Psychoanalysis is sometimes rather depressing; in many cases, it involves a huge effort that brings uncertain results. Its difficult to become a better person by thinking about yourself day and night. There is a 2500-year old tradition in Buddhism to try to understand how the mind works and deal with the arising of thoughts and emotions in the present moment, not through ruminating the past. People are able to use that, to move towards genuine happiness. Buddhism is essentially a contemplative science.

S: How have you continued your scientific work with your Buddhist practice?
M: Besides the discussions on science in The Quantum and the Lotus [subtitled “A Journey to the Frontiers where Science and Buddhism Meet”], I’ve been involved in the Mind and Life Institute meetings held between the Dalai Lama and prominent scientists over the past twelve years.

For three years, a number of research programs have been started to study how many years of mind training changes the brain. The scientists, such as Richard Davidson at the University of Wisconsin [Madison, Wisconsin, U.S.A.], have been working with practitioners who have done at least 10,000 hours of meditation. They are trying to find out how meditative states focusing on attention, compassion or pure awareness act on the brain. Paul Ekman, the world expert in reading emotions and facial expressions, is also involved. They have got people spending hours in the MRI [magnetic resonance imaging machine], or with 256 electrodes attached to their heads. Preliminary results indicate that mind training does change your brain in a durable way. Meditation is not just blissing out under a mango tree! This could be a very useful contribution from Buddhist practice to the world. I think there will be good and robust results that show that contemplative practice can contribute something meaningful to everyone’s life.

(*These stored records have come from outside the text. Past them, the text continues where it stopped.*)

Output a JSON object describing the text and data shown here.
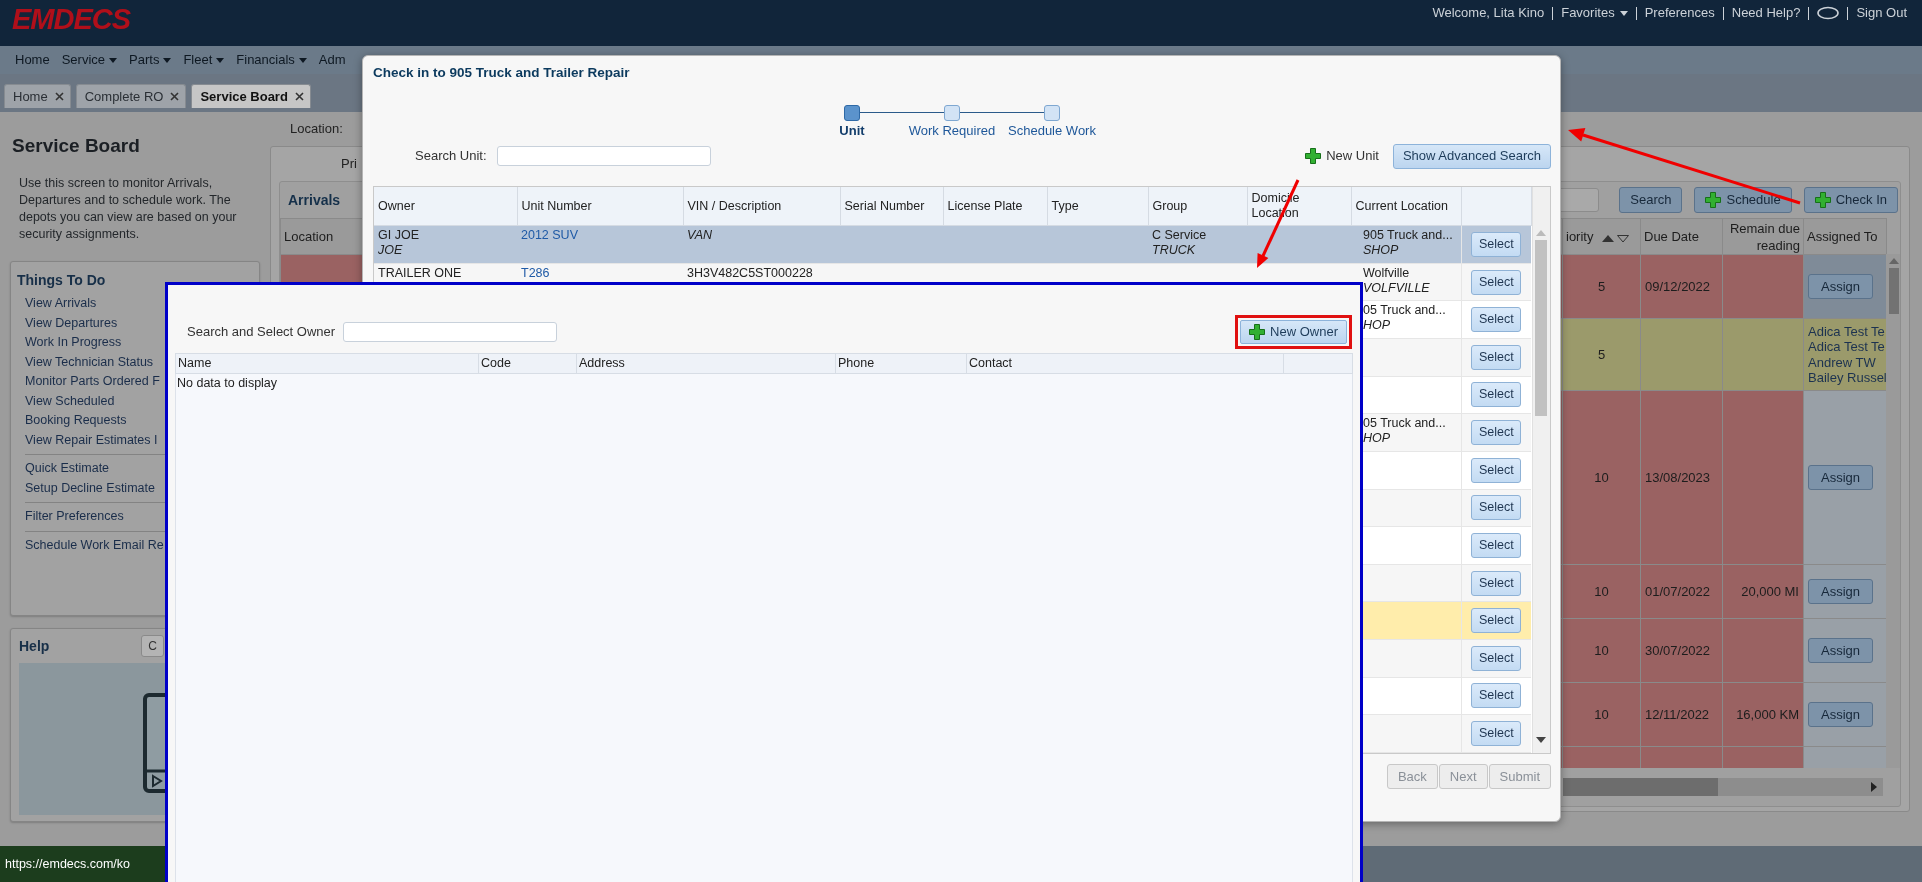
{
  "header": {
    "logo": "EMDECS",
    "links": [
      {
        "kind": "text",
        "label": "Welcome, Lita Kino"
      },
      {
        "kind": "menu",
        "label": "Favorites"
      },
      {
        "kind": "link",
        "label": "Preferences"
      },
      {
        "kind": "link",
        "label": "Need Help?"
      },
      {
        "kind": "icon"
      },
      {
        "kind": "link",
        "label": "Sign Out"
      }
    ]
  },
  "menu": [
    {
      "label": "Home",
      "dropdown": false
    },
    {
      "label": "Service",
      "dropdown": true
    },
    {
      "label": "Parts",
      "dropdown": true
    },
    {
      "label": "Fleet",
      "dropdown": true
    },
    {
      "label": "Financials",
      "dropdown": true
    },
    {
      "label": "Adm",
      "dropdown": false
    }
  ],
  "tabs": [
    {
      "label": "Home",
      "selected": false
    },
    {
      "label": "Complete RO",
      "selected": false
    },
    {
      "label": "Service Board",
      "selected": true
    }
  ],
  "sidebar": {
    "title": "Service Board",
    "description": "Use this screen to monitor Arrivals, Departures and to schedule work. The depots you can view are based on your security assignments.",
    "things_to_do": {
      "title": "Things To Do",
      "groups": [
        [
          "View Arrivals",
          "View Departures",
          "Work In Progress",
          "View Technician Status",
          "Monitor Parts Ordered F",
          "View Scheduled",
          "Booking Requests",
          "View Repair Estimates I"
        ],
        [
          "Quick Estimate",
          "Setup Decline Estimate"
        ],
        [
          "Filter Preferences"
        ],
        [
          "Schedule Work Email Re"
        ]
      ]
    },
    "help": {
      "title": "Help",
      "button": "C"
    }
  },
  "board": {
    "location_label": "Location:",
    "panel_label": "Pri",
    "title": "Arrivals",
    "buttons": [
      {
        "kind": "plain",
        "label": "Search"
      },
      {
        "kind": "add",
        "label": "Schedule"
      },
      {
        "kind": "add",
        "label": "Check In"
      }
    ],
    "columns": [
      {
        "label": "Location"
      },
      {
        "label": "iority",
        "sort_ascending": true
      },
      {
        "label": "Due Date"
      },
      {
        "label": "Remain due reading"
      },
      {
        "label": "Assigned To"
      }
    ],
    "rows": [
      {
        "color": "#9a6262",
        "priority": "5",
        "due_date": "09/12/2022",
        "button": "Assign"
      },
      {
        "color": "#9b9a6b",
        "priority": "5",
        "assigned": [
          "Adica Test Te",
          "Adica Test Te",
          "Andrew TW",
          "Bailey Russel"
        ]
      },
      {
        "color": "#9a6262",
        "priority": "10",
        "due_date": "13/08/2023",
        "button": "Assign"
      },
      {
        "color": "#9a6262",
        "priority": "10",
        "due_date": "01/07/2022",
        "remain": "20,000 MI",
        "button": "Assign"
      },
      {
        "color": "#9a6262",
        "priority": "10",
        "due_date": "30/07/2022",
        "button": "Assign"
      },
      {
        "color": "#9a6262",
        "priority": "10",
        "due_date": "12/11/2022",
        "remain": "16,000 KM",
        "button": "Assign"
      },
      {
        "color": "#9a6262"
      }
    ]
  },
  "dialog": {
    "title": "Check in to 905 Truck and Trailer Repair",
    "steps": [
      {
        "label": "Unit",
        "selected": true
      },
      {
        "label": "Work Required",
        "selected": false
      },
      {
        "label": "Schedule Work",
        "selected": false
      }
    ],
    "search_label": "Search Unit:",
    "new_unit": "New Unit",
    "advanced_button": "Show Advanced Search",
    "columns": [
      "Owner",
      "Unit Number",
      "VIN / Description",
      "Serial Number",
      "License Plate",
      "Type",
      "Group",
      "Domicile Location",
      "Current Location"
    ],
    "rows": [
      {
        "selected": true,
        "highlighted": false,
        "owner": "GI JOE",
        "owner_code": "JOE",
        "unit_number": "2012 SUV",
        "description": "VAN",
        "group": "C Service",
        "group_type": "TRUCK",
        "location": "905 Truck and...",
        "location_code": "SHOP",
        "button": "Select"
      },
      {
        "selected": false,
        "highlighted": false,
        "owner": "TRAILER ONE",
        "unit_number": "T286",
        "vin": "3H3V482C5ST000228",
        "location": "Wolfville",
        "location_code": "VOLFVILLE",
        "button": "Select"
      },
      {
        "selected": false,
        "highlighted": false,
        "location": "05 Truck and...",
        "location_code": "HOP",
        "button": "Select"
      },
      {
        "selected": false,
        "highlighted": false,
        "button": "Select"
      },
      {
        "selected": false,
        "highlighted": false,
        "button": "Select"
      },
      {
        "selected": false,
        "highlighted": false,
        "location": "05 Truck and...",
        "location_code": "HOP",
        "button": "Select"
      },
      {
        "selected": false,
        "highlighted": false,
        "button": "Select"
      },
      {
        "selected": false,
        "highlighted": false,
        "button": "Select"
      },
      {
        "selected": false,
        "highlighted": false,
        "button": "Select"
      },
      {
        "selected": false,
        "highlighted": false,
        "button": "Select"
      },
      {
        "selected": false,
        "highlighted": true,
        "button": "Select"
      },
      {
        "selected": false,
        "highlighted": false,
        "button": "Select"
      },
      {
        "selected": false,
        "highlighted": false,
        "button": "Select"
      },
      {
        "selected": false,
        "highlighted": false,
        "button": "Select"
      }
    ],
    "footer_buttons": [
      {
        "label": "Back",
        "disabled": true
      },
      {
        "label": "Next",
        "disabled": true
      },
      {
        "label": "Submit",
        "disabled": true
      }
    ]
  },
  "owner_popup": {
    "search_label": "Search and Select Owner",
    "new_button": "New Owner",
    "columns": [
      "Name",
      "Code",
      "Address",
      "Phone",
      "Contact"
    ],
    "empty_text": "No data to display"
  },
  "status_bar": {
    "url": "https://emdecs.com/ko"
  }
}
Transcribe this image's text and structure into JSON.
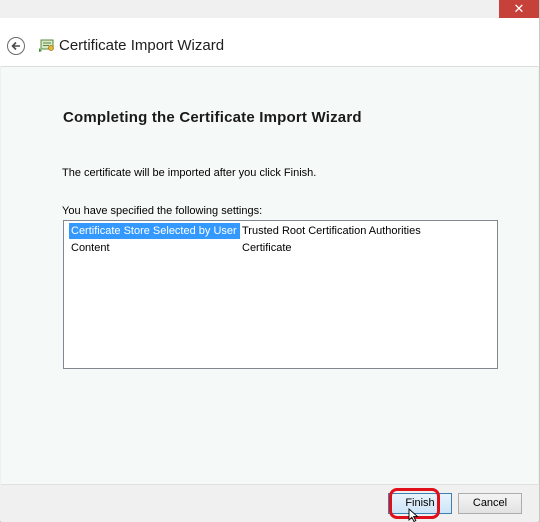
{
  "window": {
    "title": "Certificate Import Wizard",
    "close_label": "✕"
  },
  "page": {
    "heading": "Completing the Certificate Import Wizard",
    "description": "The certificate will be imported after you click Finish.",
    "settings_label": "You have specified the following settings:"
  },
  "settings": [
    {
      "key": "Certificate Store Selected by User",
      "value": "Trusted Root Certification Authorities",
      "selected": true
    },
    {
      "key": "Content",
      "value": "Certificate",
      "selected": false
    }
  ],
  "buttons": {
    "finish": "Finish",
    "cancel": "Cancel"
  },
  "colors": {
    "close_button": "#c7413b",
    "selection": "#3399ff",
    "highlight_box": "#e0101b"
  },
  "icons": [
    "back-arrow-icon",
    "certificate-wizard-icon",
    "close-icon",
    "mouse-cursor-icon"
  ]
}
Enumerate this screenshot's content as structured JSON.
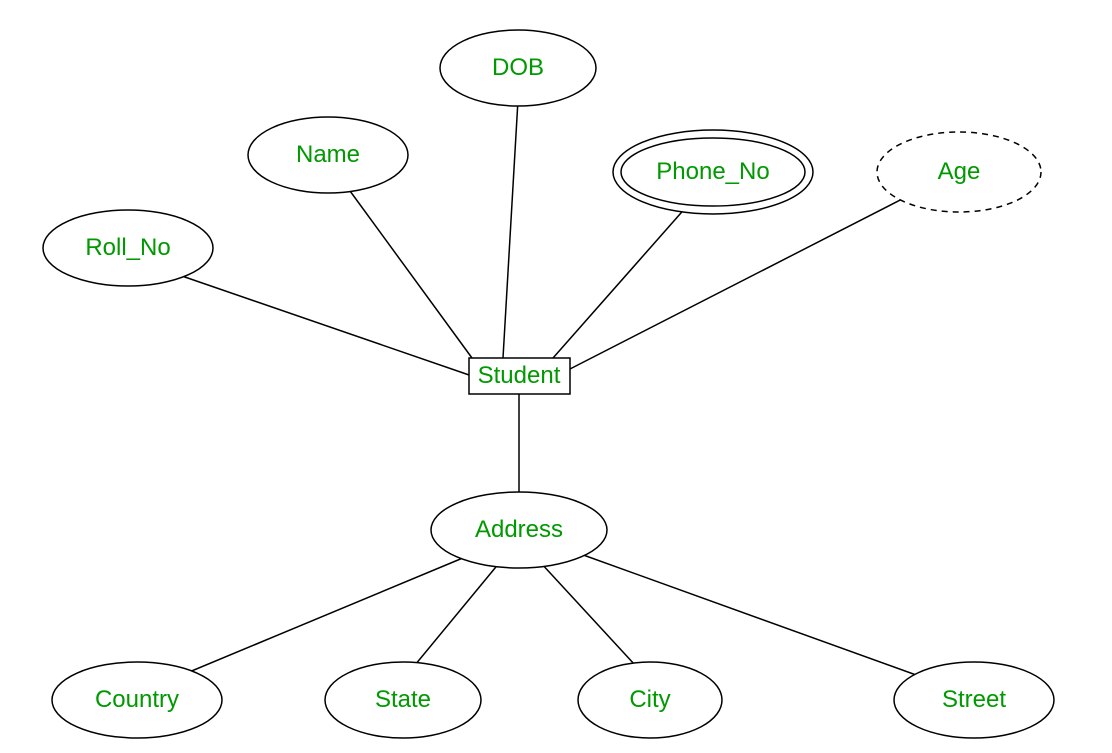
{
  "entity": {
    "label": "Student"
  },
  "attributes": {
    "roll_no": {
      "label": "Roll_No"
    },
    "name": {
      "label": "Name"
    },
    "dob": {
      "label": "DOB"
    },
    "phone_no": {
      "label": "Phone_No"
    },
    "age": {
      "label": "Age"
    },
    "address": {
      "label": "Address"
    }
  },
  "address_parts": {
    "country": {
      "label": "Country"
    },
    "state": {
      "label": "State"
    },
    "city": {
      "label": "City"
    },
    "street": {
      "label": "Street"
    }
  },
  "colors": {
    "text": "#009900",
    "stroke": "#000000",
    "background": "#ffffff"
  }
}
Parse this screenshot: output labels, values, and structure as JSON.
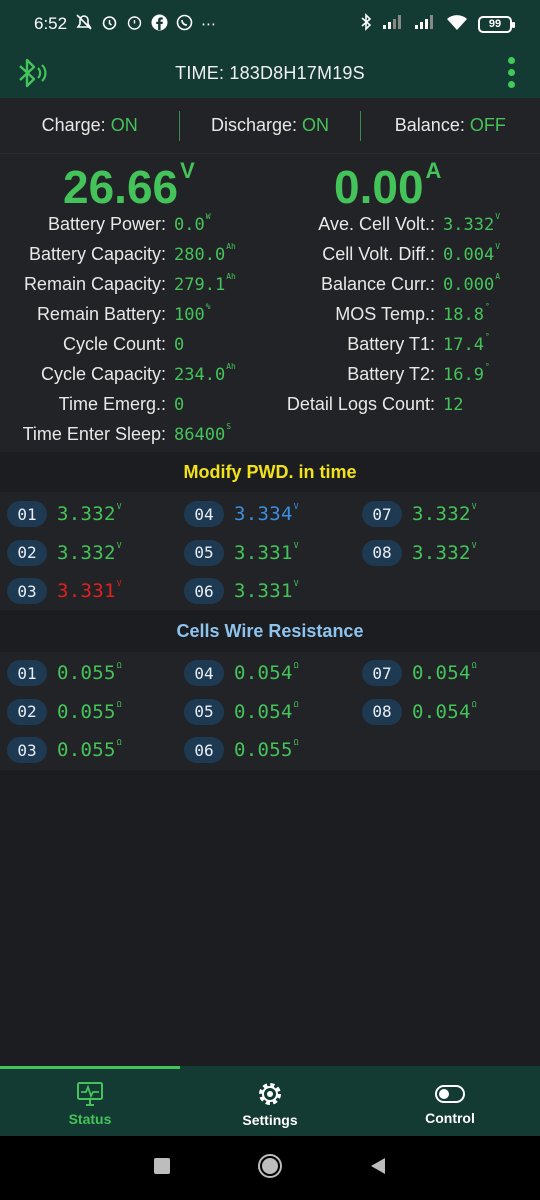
{
  "statusbar": {
    "time": "6:52",
    "battery_level": "99"
  },
  "appbar": {
    "title": "TIME: 183D8H17M19S"
  },
  "switches": {
    "charge_label": "Charge:",
    "charge_value": "ON",
    "discharge_label": "Discharge:",
    "discharge_value": "ON",
    "balance_label": "Balance:",
    "balance_value": "OFF"
  },
  "main": {
    "voltage": "26.66",
    "voltage_unit": "V",
    "current": "0.00",
    "current_unit": "A",
    "left": [
      {
        "label": "Battery Power:",
        "value": "0.0",
        "unit": "W"
      },
      {
        "label": "Battery Capacity:",
        "value": "280.0",
        "unit": "Ah"
      },
      {
        "label": "Remain Capacity:",
        "value": "279.1",
        "unit": "Ah"
      },
      {
        "label": "Remain Battery:",
        "value": "100",
        "unit": "%"
      },
      {
        "label": "Cycle Count:",
        "value": "0",
        "unit": ""
      },
      {
        "label": "Cycle Capacity:",
        "value": "234.0",
        "unit": "Ah"
      },
      {
        "label": "Time Emerg.:",
        "value": "0",
        "unit": ""
      },
      {
        "label": "Time Enter Sleep:",
        "value": "86400",
        "unit": "S"
      }
    ],
    "right": [
      {
        "label": "Ave. Cell Volt.:",
        "value": "3.332",
        "unit": "V"
      },
      {
        "label": "Cell Volt. Diff.:",
        "value": "0.004",
        "unit": "V"
      },
      {
        "label": "Balance Curr.:",
        "value": "0.000",
        "unit": "A"
      },
      {
        "label": "MOS Temp.:",
        "value": "18.8",
        "unit": "°"
      },
      {
        "label": "Battery T1:",
        "value": "17.4",
        "unit": "°"
      },
      {
        "label": "Battery T2:",
        "value": "16.9",
        "unit": "°"
      },
      {
        "label": "Detail Logs Count:",
        "value": "12",
        "unit": ""
      }
    ]
  },
  "voltages": {
    "title": "Modify PWD. in time",
    "title_color": "#f2e21c",
    "cells": [
      {
        "id": "01",
        "value": "3.332",
        "unit": "V"
      },
      {
        "id": "02",
        "value": "3.332",
        "unit": "V"
      },
      {
        "id": "03",
        "value": "3.331",
        "unit": "V"
      },
      {
        "id": "04",
        "value": "3.334",
        "unit": "V"
      },
      {
        "id": "05",
        "value": "3.331",
        "unit": "V"
      },
      {
        "id": "06",
        "value": "3.331",
        "unit": "V"
      },
      {
        "id": "07",
        "value": "3.332",
        "unit": "V"
      },
      {
        "id": "08",
        "value": "3.332",
        "unit": "V"
      }
    ]
  },
  "resistance": {
    "title": "Cells Wire Resistance",
    "title_color": "#8ec3ee",
    "cells": [
      {
        "id": "01",
        "value": "0.055",
        "unit": "Ω"
      },
      {
        "id": "02",
        "value": "0.055",
        "unit": "Ω"
      },
      {
        "id": "03",
        "value": "0.055",
        "unit": "Ω"
      },
      {
        "id": "04",
        "value": "0.054",
        "unit": "Ω"
      },
      {
        "id": "05",
        "value": "0.054",
        "unit": "Ω"
      },
      {
        "id": "06",
        "value": "0.055",
        "unit": "Ω"
      },
      {
        "id": "07",
        "value": "0.054",
        "unit": "Ω"
      },
      {
        "id": "08",
        "value": "0.054",
        "unit": "Ω"
      }
    ]
  },
  "nav": {
    "status": "Status",
    "settings": "Settings",
    "control": "Control"
  },
  "colors": {
    "accent_green": "#44c35a",
    "max_cell_blue": "#3a8fe0",
    "min_cell_red": "#e02020",
    "bar_bg": "#133a33"
  }
}
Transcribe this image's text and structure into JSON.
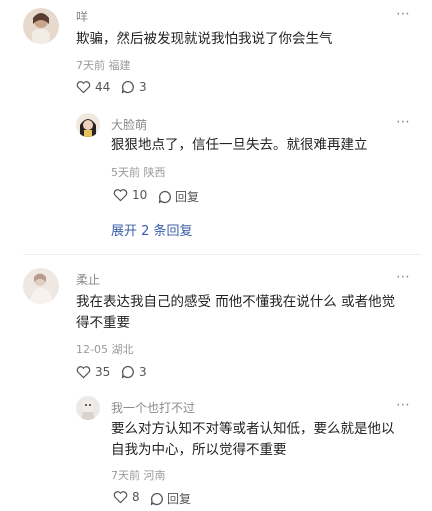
{
  "comments": [
    {
      "name": "咩",
      "text": "欺骗，然后被发现就说我怕我说了你会生气",
      "meta": "7天前 福建",
      "likes": "44",
      "replies": "3",
      "reply": {
        "name": "大脸萌",
        "text": "狠狠地点了，信任一旦失去。就很难再建立",
        "meta": "5天前 陕西",
        "likes": "10",
        "reply_label": "回复"
      },
      "expand_label": "展开 2 条回复"
    },
    {
      "name": "柔止",
      "text_lines": [
        "我在表达我自己的感受 而他不懂我在说什么 或者他觉",
        "得不重要"
      ],
      "meta": "12-05 湖北",
      "likes": "35",
      "replies": "3",
      "reply": {
        "name": "我一个也打不过",
        "text_lines": [
          "要么对方认知不对等或者认知低，要么就是他以",
          "自我为中心，所以觉得不重要"
        ],
        "meta": "7天前 河南",
        "likes": "8",
        "reply_label": "回复"
      }
    }
  ],
  "more_icon": "⋯"
}
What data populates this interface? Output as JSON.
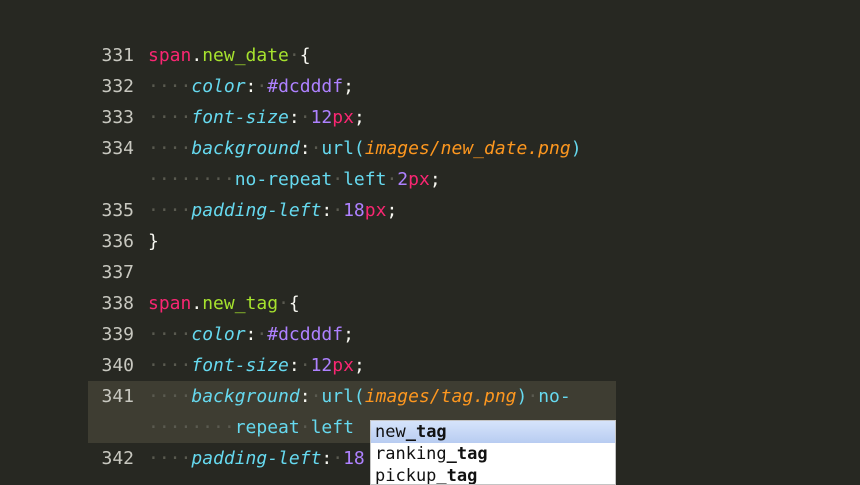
{
  "editor": {
    "lines": [
      {
        "num": "331",
        "parts": [
          [
            "tag",
            "span"
          ],
          [
            "punc",
            "."
          ],
          [
            "sel",
            "new_date"
          ],
          [
            "ws",
            "·"
          ],
          [
            "punc",
            "{"
          ]
        ]
      },
      {
        "num": "332",
        "parts": [
          [
            "ws",
            "····"
          ],
          [
            "prop",
            "color"
          ],
          [
            "punc",
            ":"
          ],
          [
            "ws",
            "·"
          ],
          [
            "color",
            "#dcdddf"
          ],
          [
            "punc",
            ";"
          ]
        ]
      },
      {
        "num": "333",
        "parts": [
          [
            "ws",
            "····"
          ],
          [
            "prop",
            "font-size"
          ],
          [
            "punc",
            ":"
          ],
          [
            "ws",
            "·"
          ],
          [
            "num",
            "12"
          ],
          [
            "unit",
            "px"
          ],
          [
            "punc",
            ";"
          ]
        ]
      },
      {
        "num": "334",
        "parts": [
          [
            "ws",
            "····"
          ],
          [
            "prop",
            "background"
          ],
          [
            "punc",
            ":"
          ],
          [
            "ws",
            "·"
          ],
          [
            "func",
            "url("
          ],
          [
            "str",
            "images/new_date.png"
          ],
          [
            "func",
            ")"
          ]
        ]
      },
      {
        "num": "",
        "parts": [
          [
            "ws",
            "········"
          ],
          [
            "val",
            "no-repeat"
          ],
          [
            "ws",
            "·"
          ],
          [
            "val",
            "left"
          ],
          [
            "ws",
            "·"
          ],
          [
            "num",
            "2"
          ],
          [
            "unit",
            "px"
          ],
          [
            "punc",
            ";"
          ]
        ]
      },
      {
        "num": "335",
        "parts": [
          [
            "ws",
            "····"
          ],
          [
            "prop",
            "padding-left"
          ],
          [
            "punc",
            ":"
          ],
          [
            "ws",
            "·"
          ],
          [
            "num",
            "18"
          ],
          [
            "unit",
            "px"
          ],
          [
            "punc",
            ";"
          ]
        ]
      },
      {
        "num": "336",
        "parts": [
          [
            "punc",
            "}"
          ]
        ]
      },
      {
        "num": "337",
        "parts": []
      },
      {
        "num": "338",
        "parts": [
          [
            "tag",
            "span"
          ],
          [
            "punc",
            "."
          ],
          [
            "sel",
            "new_tag"
          ],
          [
            "ws",
            "·"
          ],
          [
            "punc",
            "{"
          ]
        ]
      },
      {
        "num": "339",
        "parts": [
          [
            "ws",
            "····"
          ],
          [
            "prop",
            "color"
          ],
          [
            "punc",
            ":"
          ],
          [
            "ws",
            "·"
          ],
          [
            "color",
            "#dcdddf"
          ],
          [
            "punc",
            ";"
          ]
        ]
      },
      {
        "num": "340",
        "parts": [
          [
            "ws",
            "····"
          ],
          [
            "prop",
            "font-size"
          ],
          [
            "punc",
            ":"
          ],
          [
            "ws",
            "·"
          ],
          [
            "num",
            "12"
          ],
          [
            "unit",
            "px"
          ],
          [
            "punc",
            ";"
          ]
        ]
      },
      {
        "num": "341",
        "current": true,
        "parts": [
          [
            "ws",
            "····"
          ],
          [
            "prop",
            "background"
          ],
          [
            "punc",
            ":"
          ],
          [
            "ws",
            "·"
          ],
          [
            "func",
            "url("
          ],
          [
            "str",
            "images/tag.png"
          ],
          [
            "func",
            ")"
          ],
          [
            "ws",
            "·"
          ],
          [
            "val",
            "no-"
          ]
        ]
      },
      {
        "num": "",
        "current": true,
        "parts": [
          [
            "ws",
            "········"
          ],
          [
            "val",
            "repeat"
          ],
          [
            "ws",
            "·"
          ],
          [
            "val",
            "left"
          ]
        ]
      },
      {
        "num": "342",
        "parts": [
          [
            "ws",
            "····"
          ],
          [
            "prop",
            "padding-left"
          ],
          [
            "punc",
            ":"
          ],
          [
            "ws",
            "·"
          ],
          [
            "num",
            "18"
          ]
        ]
      }
    ]
  },
  "autocomplete": {
    "items": [
      {
        "prefix": "new",
        "match": "_tag",
        "selected": true
      },
      {
        "prefix": "ranking",
        "match": "_tag",
        "selected": false
      },
      {
        "prefix": "pickup",
        "match": "_tag",
        "selected": false
      }
    ]
  }
}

S: With your background and situation, do you feel you have a particular role to play?

M: I hope to serve as a small bridge. In the Mind and Life Institute project, I can help to devise some experiments and to interpret between the meditators and the scientists, not only for the language, but also for the ideas.

Beyond that, I have no particular agenda, just to make use of what I have learned. It is said that the best way to repay one’s teacher’s kindness is to practice.